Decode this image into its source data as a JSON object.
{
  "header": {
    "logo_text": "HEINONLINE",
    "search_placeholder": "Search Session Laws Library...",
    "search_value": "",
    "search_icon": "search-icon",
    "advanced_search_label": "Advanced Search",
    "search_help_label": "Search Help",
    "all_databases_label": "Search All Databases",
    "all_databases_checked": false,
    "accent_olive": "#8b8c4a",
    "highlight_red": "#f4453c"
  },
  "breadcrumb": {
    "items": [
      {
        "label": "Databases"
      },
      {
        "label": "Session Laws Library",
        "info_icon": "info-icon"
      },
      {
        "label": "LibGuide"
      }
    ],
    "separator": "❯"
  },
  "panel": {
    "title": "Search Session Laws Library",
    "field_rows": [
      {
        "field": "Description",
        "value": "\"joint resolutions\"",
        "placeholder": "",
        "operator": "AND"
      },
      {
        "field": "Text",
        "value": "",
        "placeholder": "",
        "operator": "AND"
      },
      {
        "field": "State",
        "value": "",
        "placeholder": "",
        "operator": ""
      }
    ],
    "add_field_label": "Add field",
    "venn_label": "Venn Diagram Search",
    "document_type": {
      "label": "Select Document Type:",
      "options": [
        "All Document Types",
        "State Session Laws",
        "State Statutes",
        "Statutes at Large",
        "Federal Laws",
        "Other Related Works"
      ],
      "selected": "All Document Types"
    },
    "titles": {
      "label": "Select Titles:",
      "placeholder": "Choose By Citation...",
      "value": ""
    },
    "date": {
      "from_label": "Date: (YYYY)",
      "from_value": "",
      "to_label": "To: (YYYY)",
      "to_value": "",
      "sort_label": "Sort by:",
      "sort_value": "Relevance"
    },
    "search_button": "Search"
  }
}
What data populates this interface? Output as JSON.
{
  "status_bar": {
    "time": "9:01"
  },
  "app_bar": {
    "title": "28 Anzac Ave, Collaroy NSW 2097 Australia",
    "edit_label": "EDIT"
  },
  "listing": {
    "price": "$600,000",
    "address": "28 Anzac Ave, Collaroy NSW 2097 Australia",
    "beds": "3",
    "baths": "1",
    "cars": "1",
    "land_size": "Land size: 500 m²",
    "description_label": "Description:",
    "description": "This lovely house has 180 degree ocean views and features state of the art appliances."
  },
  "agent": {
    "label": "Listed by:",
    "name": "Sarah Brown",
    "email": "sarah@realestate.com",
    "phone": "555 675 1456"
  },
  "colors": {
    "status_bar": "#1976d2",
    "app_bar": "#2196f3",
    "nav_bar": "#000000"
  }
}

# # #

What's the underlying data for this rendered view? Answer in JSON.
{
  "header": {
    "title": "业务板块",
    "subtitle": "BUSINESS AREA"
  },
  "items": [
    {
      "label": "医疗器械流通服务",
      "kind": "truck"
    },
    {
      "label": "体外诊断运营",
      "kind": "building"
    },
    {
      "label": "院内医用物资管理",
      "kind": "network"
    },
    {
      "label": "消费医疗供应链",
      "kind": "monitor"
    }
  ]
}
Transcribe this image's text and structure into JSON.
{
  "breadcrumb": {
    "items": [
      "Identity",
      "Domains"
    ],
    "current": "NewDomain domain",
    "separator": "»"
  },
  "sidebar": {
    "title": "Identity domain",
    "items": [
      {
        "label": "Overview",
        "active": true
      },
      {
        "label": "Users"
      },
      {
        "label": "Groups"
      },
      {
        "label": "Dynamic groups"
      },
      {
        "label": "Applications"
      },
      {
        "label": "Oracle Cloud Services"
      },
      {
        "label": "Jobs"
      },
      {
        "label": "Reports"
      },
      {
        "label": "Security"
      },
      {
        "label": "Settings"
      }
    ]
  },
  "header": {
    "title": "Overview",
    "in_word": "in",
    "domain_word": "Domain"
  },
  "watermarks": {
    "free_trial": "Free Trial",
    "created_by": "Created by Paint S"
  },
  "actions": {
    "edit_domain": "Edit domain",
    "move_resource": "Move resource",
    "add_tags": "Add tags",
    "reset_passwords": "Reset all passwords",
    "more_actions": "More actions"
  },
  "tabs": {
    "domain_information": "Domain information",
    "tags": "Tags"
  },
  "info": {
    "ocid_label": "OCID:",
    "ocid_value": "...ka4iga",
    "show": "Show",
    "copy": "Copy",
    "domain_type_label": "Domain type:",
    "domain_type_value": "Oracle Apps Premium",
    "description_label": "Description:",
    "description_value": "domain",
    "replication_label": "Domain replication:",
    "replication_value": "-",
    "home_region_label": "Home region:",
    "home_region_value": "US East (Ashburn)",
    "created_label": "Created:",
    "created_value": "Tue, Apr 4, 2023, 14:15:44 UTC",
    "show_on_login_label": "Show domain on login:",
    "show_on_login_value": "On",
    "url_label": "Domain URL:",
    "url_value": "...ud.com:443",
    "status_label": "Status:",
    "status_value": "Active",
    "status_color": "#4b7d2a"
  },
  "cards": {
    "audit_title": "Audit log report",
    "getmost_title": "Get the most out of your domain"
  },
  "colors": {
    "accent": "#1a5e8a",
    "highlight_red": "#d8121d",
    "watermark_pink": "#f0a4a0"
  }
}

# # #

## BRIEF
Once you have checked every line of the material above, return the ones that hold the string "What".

## ANSWER TO THIS EXERCISE
What data populates this interface? Output as JSON.
What's the underlying data for this rendered view? Answer in JSON.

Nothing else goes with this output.